Solomon Islands warned decision to ban foreign naval visits could have ‘repercussions’


Papua New Guinea’s foreign minister has warned Solomon Islands its decision to halt foreign naval visits could have “repercussions”.

Appearing on ABC Radio on Wednesday, Justin Tkatchenko said he did not know much about the decision, and it was Solomon Islands’ call to make.

But he said the Pacific nation’s government “needs to think about these decisions they’re making now, and think of the repercussions in the future”

Asked what these repercussions might be, Tkatchenko said: “I think… [if] you keep on pushing away a friendly ally, in times of need they might not be there for you,” he said.

“That’s why being friends to all and enemies to none, and working with everybody for the benefit of your people in your country is the right way forward.”

Defence Minister Richard Marles could not confirm whether Australian ships had also been barred.

Marles said he had seen the reports of the vessel ban.

“Ultimately those decisions are a matter for the Solomon Islands government,” Marles told ABC radio.

Prime Minister Anthony Albanese plans to host his Solomons counterpart in the coming weeks as Australia seeks to firm up ties with the Pacific nation.
Australia is among other Western nations that have concerns over Solomon Islands growing ties with China, after

Tkatchenko’s comments come after Solomon Islands issued a moratorium on all nations requesting to send in naval ships while it works on new processes for military vessels entering port.

The announcement from Prime Minister Manasseh Sogavare comes after it was revealed the U.S had been issued with a notice of the moratorium.

“On 29 August, the United States received formal notification from the government of Solomon Islands regarding a moratorium on all naval visits, pending updates in protocol procedures,” the U.S embassy in Canberra said in a statement.

“The United States is disappointed that the U.S Coast Guard ship was not able to make this planned stop.

“We will continue to closely monitor the situation.”

Ahead of Sogavare’s “clarification”, news agency Reuters said a spokesman for Solomon Islands’ prime minister had earlier denied the reports of a moratorium.

It follows Honiara failing to respond to a request for a United States Coast Guard ship to dock and refuel on Friday.

The ship was diverted to Papua New Guinea.

There had been a delay in processing the ship’s approval and it had already left its waters when approval was communicated, Sogavare said.

The delay was primarily due to the appropriate information not being sent to his office on time, he said.

The prime minister has used the incident as justification for the moratorium.

“To this end we have requested our partners to give us time to review and put in place our new processes before sending further requests for military vessels to enter the country,” Sogavare said, as he welcomed a U.S navy hospital ship in Honiara.

“Once the new mechanism is in place, we will inform you all.

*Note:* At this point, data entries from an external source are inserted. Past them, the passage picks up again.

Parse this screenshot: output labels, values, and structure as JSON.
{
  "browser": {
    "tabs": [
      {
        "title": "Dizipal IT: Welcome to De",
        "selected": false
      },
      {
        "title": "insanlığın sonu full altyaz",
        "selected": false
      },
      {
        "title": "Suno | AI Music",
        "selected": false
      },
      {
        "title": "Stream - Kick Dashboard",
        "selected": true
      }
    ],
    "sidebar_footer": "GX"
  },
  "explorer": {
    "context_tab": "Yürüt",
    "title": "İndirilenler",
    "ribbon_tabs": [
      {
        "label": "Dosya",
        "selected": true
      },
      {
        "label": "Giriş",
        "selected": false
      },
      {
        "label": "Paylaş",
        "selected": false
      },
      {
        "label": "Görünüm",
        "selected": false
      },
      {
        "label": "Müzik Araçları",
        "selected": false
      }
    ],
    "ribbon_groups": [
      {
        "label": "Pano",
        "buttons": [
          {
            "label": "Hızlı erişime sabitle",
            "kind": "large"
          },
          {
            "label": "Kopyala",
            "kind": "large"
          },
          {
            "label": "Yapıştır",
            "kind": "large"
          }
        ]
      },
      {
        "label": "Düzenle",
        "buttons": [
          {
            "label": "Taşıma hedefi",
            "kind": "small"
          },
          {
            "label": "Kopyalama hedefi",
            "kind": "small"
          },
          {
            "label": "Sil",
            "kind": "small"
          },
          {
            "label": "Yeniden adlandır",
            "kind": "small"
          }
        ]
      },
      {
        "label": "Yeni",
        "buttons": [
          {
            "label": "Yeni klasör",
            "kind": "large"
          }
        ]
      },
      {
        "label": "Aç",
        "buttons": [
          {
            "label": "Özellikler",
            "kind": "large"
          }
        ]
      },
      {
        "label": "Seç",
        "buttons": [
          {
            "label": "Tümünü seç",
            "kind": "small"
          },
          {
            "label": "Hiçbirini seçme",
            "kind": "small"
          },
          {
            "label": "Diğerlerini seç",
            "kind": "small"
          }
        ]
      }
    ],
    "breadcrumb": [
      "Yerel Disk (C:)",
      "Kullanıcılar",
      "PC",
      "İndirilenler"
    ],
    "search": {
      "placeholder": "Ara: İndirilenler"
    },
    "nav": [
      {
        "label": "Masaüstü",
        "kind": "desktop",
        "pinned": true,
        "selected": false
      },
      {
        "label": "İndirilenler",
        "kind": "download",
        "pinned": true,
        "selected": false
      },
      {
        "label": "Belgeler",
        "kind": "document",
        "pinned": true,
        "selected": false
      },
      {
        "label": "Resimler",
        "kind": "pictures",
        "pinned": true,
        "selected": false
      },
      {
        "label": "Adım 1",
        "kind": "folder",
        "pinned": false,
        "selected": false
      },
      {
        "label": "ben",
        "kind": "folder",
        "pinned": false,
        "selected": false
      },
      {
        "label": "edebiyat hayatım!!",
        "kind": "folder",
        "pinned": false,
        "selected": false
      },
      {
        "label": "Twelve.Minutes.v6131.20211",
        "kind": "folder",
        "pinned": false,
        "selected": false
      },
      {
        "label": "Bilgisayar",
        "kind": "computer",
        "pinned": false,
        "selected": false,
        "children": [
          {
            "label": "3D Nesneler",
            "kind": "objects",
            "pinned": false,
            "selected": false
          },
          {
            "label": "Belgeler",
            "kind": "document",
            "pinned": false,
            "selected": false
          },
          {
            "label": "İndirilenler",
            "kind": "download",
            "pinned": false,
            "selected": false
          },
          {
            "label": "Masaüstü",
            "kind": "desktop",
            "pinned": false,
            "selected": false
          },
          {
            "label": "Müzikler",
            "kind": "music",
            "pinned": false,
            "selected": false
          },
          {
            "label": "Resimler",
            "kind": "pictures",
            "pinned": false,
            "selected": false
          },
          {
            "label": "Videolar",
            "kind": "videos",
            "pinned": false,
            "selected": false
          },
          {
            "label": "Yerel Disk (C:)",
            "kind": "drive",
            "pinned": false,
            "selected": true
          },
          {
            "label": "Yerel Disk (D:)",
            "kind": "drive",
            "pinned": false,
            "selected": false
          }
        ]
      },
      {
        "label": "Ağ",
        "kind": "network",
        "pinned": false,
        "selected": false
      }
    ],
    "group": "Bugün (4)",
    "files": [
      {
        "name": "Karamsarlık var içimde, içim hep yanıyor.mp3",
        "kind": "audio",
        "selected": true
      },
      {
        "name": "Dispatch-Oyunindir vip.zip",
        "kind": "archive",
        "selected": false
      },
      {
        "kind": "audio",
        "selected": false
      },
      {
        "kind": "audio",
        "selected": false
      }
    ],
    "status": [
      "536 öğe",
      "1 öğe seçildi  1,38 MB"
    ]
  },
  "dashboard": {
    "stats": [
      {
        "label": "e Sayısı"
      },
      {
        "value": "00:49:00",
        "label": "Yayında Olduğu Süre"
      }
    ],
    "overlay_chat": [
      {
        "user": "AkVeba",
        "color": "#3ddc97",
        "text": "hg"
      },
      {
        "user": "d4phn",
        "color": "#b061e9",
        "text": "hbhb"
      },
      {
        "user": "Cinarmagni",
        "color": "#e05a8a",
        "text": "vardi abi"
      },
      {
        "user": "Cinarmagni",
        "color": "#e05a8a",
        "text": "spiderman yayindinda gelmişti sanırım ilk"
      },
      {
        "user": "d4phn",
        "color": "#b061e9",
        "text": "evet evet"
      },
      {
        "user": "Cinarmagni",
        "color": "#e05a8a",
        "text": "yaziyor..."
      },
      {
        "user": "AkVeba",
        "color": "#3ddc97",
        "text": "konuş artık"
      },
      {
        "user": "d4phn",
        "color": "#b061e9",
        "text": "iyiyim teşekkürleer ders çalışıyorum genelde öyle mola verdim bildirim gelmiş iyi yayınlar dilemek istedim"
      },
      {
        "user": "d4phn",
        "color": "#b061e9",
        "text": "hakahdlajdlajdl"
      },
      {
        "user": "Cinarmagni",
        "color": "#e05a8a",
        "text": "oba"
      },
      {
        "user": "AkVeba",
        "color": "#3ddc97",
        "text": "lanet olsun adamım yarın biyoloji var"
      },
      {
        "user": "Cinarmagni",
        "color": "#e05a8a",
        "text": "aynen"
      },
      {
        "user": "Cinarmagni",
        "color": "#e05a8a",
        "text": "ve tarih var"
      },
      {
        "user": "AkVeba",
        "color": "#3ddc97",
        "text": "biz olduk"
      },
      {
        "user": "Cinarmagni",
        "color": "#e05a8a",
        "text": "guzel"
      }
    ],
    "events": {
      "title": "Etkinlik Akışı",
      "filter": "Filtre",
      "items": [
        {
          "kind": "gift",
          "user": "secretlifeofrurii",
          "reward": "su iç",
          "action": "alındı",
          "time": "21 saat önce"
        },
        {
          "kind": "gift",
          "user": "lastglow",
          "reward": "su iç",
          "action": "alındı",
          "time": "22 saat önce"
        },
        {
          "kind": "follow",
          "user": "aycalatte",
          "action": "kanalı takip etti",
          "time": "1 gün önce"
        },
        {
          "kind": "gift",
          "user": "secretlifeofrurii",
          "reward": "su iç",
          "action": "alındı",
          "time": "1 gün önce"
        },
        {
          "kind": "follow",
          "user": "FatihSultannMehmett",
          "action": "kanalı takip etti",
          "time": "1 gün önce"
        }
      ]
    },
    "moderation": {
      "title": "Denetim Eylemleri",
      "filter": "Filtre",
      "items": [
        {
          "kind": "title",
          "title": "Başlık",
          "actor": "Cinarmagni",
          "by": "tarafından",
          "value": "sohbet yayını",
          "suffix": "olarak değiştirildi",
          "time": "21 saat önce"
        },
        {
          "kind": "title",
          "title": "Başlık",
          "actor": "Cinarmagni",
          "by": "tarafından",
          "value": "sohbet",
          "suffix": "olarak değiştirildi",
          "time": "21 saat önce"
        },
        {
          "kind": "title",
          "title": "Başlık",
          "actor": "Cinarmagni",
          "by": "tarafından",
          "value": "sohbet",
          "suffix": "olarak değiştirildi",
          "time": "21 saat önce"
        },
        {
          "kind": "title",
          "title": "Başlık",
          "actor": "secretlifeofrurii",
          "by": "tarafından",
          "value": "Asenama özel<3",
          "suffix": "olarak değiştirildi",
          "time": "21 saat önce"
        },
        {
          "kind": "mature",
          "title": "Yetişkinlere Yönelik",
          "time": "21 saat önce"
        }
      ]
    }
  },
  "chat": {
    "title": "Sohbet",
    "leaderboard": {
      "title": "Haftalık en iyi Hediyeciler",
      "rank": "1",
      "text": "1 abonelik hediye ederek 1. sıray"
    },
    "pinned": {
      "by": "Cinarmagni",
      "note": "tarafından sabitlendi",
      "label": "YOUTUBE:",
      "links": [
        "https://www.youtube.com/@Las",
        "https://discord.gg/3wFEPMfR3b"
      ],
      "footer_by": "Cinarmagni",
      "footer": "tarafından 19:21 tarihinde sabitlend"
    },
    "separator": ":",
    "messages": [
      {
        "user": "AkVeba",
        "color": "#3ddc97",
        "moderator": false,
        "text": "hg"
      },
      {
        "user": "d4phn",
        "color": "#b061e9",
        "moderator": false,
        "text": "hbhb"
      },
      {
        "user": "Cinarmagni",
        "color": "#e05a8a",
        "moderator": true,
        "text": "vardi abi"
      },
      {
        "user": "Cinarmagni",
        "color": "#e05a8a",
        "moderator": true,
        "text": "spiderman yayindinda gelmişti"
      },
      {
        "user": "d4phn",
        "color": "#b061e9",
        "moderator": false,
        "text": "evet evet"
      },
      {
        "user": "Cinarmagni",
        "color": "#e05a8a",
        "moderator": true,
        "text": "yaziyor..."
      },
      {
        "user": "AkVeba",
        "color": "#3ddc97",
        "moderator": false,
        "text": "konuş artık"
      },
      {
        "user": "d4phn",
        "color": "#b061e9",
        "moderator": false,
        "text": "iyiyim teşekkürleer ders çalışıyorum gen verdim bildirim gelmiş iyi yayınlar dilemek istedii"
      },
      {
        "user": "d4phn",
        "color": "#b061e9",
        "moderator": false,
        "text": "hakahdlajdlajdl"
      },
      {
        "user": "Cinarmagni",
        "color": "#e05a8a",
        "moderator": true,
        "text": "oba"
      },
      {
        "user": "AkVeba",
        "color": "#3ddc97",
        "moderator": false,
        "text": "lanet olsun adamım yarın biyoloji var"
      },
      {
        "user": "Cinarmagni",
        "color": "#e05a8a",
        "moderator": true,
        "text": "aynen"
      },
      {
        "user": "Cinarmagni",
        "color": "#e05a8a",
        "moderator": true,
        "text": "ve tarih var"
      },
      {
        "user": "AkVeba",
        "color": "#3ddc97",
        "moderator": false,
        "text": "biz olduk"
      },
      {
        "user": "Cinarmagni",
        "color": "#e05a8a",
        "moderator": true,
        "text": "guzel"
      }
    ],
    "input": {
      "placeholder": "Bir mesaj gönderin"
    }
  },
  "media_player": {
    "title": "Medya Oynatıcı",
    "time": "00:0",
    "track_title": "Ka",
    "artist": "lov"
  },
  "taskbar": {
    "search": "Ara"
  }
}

We anticipate the new process to be smoother and timelier.”

The U.S navy hospital ship Mercy docked in Honiara on Monday for a two-week mission.

“The U.S navy ship Mercy received diplomatic clearance prior to the moratorium being implemented. We will continue to closely monitor the situation,” the U.S embassy’s statement said.

The Solomons has been expanding ties with China in recent years, switching diplomatic recognition from Taipei to Beijing in 2019 and signing a security pact with the Asian power in April.

Western governments are wary that the islands could provide China with a military foothold in a strategically important part of the world.